After that, I don't remember reading fiction again, that is, merely for my own pleasure and not as an assignment, until I read a series of Christian novels by Bodie Thoene sometime after higher education.  They were entertaining and certainly passable writing, but looking back at them, I realize that they were not great literature.  I read them because I found them in a Christian bookstore, the same place I found much of the music I listened to at the time.  The message music and message books I trafficked in at the time seemed like sanitized versions of other popular novels.  Thoene's historical fiction reminded me of James Michener's heavily-researched historical fiction, for example.  I didn't really know good literature from bad literature.  But the books in the Christian bookstore seemed safe.  There were no sex scenes and not a trace of profanity.  Furthermore, they had neat resolutions --- perhaps a conversion, a reconciliation, or a new understanding of and reliance on God.  They were not bad, but they were not good enough, not nearly good enough.  So, with few exceptions, I stopped reading Christian lit and took up with better literature by pagans and Catholics and theologically suspect Christians, people like Flannery O'Connor, Walker Percy, Frederick Buechner, and J.R.R. Tolkien (who I read, enjoyed, and really didn't understand back in high school).  I can't settle for merely passable writing any longer when there are greats to be read, masters of storytelling, authors who capture the human story in their fiction.

I am reminded of this because of the excellent article by Donald T. Williams in the most recent Touchstone Magazine entitled Writers Cramped.  His question is where are the evangelical Christian writers who are of the caliber of T.S. Eliot, Graham Greene, C.S. Lewis, or Flannery O'Connor, just to name a few.  O'Connor provides the substance of his analysis of their absence, in her observation that "[t]he sorry religious novel comes about when the writer supposes that because of his belief, he is somehow dispensed from the obligation to penetrate human reality" and her conclusion that "[y]our beliefs will be the light by which you see, but they will not be what you see and they will not be a substitute for seeing."  As Williams notes, when this distinction is not understood, "Christian fiction becomes mere religious propaganda."  O'Connor was nourished by a worldview which was orthodox and true and which informed all she wrote, by a church that recognized and appreciated her vocation as an artist, and by the sense of mystery that the sacramental focus of Catholicism provided and which carried forward into the mysteries that writers explore.
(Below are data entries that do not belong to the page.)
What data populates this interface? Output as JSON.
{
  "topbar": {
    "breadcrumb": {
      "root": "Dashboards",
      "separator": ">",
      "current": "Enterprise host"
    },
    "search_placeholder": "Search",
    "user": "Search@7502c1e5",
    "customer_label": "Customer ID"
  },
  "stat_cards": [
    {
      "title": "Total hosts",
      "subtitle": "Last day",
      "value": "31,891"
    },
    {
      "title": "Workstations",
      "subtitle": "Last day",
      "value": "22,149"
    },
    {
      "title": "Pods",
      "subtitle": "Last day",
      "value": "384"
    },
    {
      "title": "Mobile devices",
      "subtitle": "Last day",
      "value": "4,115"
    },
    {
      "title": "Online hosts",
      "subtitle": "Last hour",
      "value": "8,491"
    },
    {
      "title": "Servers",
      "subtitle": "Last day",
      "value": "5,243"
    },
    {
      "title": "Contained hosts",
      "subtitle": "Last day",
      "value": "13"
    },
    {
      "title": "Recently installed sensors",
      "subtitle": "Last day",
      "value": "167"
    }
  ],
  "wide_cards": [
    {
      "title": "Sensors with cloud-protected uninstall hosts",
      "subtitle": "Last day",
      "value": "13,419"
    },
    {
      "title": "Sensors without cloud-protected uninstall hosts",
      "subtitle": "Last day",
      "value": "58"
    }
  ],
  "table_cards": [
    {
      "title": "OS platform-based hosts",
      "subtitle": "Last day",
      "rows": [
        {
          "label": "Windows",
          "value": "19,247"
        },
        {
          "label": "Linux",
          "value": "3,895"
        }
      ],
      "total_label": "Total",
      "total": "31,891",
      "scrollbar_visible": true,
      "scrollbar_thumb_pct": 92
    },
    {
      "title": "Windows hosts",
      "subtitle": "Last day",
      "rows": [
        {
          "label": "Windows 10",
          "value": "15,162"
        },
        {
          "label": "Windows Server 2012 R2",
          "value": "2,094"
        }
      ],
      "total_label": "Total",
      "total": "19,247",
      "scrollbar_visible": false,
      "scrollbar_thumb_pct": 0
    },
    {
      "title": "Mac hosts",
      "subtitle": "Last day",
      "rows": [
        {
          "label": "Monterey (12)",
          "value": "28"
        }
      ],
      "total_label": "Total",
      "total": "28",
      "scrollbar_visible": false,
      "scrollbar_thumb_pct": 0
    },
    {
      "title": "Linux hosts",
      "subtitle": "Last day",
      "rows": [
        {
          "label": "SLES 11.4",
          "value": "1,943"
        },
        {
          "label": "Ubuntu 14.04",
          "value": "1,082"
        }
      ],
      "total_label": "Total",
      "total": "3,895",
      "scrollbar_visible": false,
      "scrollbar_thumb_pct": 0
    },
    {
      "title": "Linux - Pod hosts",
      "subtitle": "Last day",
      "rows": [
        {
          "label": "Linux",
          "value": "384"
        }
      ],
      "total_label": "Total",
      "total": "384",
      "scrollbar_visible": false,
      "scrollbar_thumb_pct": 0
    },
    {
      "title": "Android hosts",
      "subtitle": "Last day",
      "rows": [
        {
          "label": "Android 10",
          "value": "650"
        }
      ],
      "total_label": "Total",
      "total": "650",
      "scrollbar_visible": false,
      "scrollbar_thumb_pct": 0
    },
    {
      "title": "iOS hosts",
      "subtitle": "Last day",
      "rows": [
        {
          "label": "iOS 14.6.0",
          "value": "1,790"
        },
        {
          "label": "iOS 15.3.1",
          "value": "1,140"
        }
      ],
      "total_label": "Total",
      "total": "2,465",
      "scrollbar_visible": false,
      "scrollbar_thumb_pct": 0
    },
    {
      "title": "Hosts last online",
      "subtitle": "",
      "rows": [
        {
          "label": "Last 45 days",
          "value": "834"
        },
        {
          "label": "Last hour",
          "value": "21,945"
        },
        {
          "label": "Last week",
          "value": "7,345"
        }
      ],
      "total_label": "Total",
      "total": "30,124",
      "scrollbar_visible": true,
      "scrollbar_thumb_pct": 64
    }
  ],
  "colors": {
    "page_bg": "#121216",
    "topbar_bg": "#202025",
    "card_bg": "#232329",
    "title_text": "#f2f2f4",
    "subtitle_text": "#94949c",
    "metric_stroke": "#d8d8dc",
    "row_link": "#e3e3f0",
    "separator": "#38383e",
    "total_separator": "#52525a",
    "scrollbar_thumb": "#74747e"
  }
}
Williams concludes with a challenge for evangelicals to recover biblical emphases that nurture the arts and artists:

Our failure to encourage our people to apply doctrine to the realities of life; our failure to include in our theology the whole counsel of the God who called Bezalel and Oholiab and gifted them as artists; and our pragmatism, an uncritical reflection of American culture rather than a biblical mandate, with our mystery-impoverished worship tradition are all simple failure to be what we claim to be, faithful to Scripture.  They could be changed without threatening any of the doctrinal emphases that we think we have been right about.

Next time I visit my mother I may take along a copy of Dandelion Wine, sink my middle-aged body in that seemingly shrunken chair, and remember what it was like to be twelve, so I can better remember what it's like to be 49, to be human, to have a sense of wonder at life.  I'm done with passable writing; I want the best, I want the ones who can truly see.